The level of funding of basic health services in many low and middle-income countries is woefully inadequate. The Commission on Macroeconomics and Health recently recommended a dramatic increase in funding for a set of key interventions that will significantly improve the health of the poor in a relatively short time period. Money, however, is not the only constraint to improving health status in such environments. A range of other constraints will influence the success of efforts to scale-up. Some of these can be \"bought off\" with additional funds; others may, for example, lie outside the influence of Ministries of Health, require cross-sectoral action, or be rooted in characteristics of the social and political system that are fixed over the time horizon being considered. The range of constraints that operates in a specific setting, together with their severity, will influence the choice of strategy for delivering specific health interventions and the pace at which scaling up can be achieved. The first part of this paper sets out a framework for analysing the range and intensity of constraints faced by countries that are engaged in such a scaling up effort. A typology is proposed which is based on three dimensions: the level at which a constraint operates from community/household level through health service delivery, health policy, central government and environmental factors); the nature of the constraint, using a production function approach inputs, technologies, and socio-political environment); and the degree to which a constraint can be \"bought out\", or relaxed through money alone. We show how such a typology can be used to classify countries in terms of the constraints they face. We then discuss how this classification can inform the choice of strategies for scaling up in specific contexts, the identification of the types of support that may be required, and the costs involved. In the later part of the paper we introduce the six accompanying papers.
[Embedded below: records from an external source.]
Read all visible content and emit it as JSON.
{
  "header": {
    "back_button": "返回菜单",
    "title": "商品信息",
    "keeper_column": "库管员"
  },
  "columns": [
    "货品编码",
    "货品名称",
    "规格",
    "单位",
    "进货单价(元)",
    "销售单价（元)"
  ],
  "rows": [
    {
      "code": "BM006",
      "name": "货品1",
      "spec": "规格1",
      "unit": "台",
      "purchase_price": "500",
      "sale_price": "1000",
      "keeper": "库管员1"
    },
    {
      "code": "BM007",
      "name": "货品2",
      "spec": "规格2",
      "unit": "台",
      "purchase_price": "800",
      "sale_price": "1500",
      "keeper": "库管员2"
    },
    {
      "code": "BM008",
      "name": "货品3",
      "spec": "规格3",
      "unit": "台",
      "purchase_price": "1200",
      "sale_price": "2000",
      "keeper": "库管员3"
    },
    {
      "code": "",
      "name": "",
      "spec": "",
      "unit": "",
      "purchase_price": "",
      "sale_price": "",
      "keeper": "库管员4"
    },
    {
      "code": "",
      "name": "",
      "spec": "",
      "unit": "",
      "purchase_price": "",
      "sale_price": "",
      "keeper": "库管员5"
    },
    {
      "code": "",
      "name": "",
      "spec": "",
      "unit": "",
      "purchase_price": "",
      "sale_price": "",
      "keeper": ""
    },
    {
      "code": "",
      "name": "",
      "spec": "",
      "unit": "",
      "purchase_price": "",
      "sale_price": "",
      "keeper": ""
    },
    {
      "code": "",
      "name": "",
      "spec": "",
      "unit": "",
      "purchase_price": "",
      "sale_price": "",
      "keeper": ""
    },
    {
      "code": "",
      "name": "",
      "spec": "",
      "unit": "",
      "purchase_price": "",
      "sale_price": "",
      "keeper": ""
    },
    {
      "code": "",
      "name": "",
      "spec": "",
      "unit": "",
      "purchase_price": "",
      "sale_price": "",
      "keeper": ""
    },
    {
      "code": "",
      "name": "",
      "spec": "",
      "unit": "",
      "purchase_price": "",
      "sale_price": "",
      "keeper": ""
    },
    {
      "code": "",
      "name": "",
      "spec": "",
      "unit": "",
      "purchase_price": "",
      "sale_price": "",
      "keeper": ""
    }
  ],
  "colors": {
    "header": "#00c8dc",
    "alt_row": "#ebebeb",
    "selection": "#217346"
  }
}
Journal of International Development (2003) 15 (1) 1-14 [doi: 10.1002/jid.963]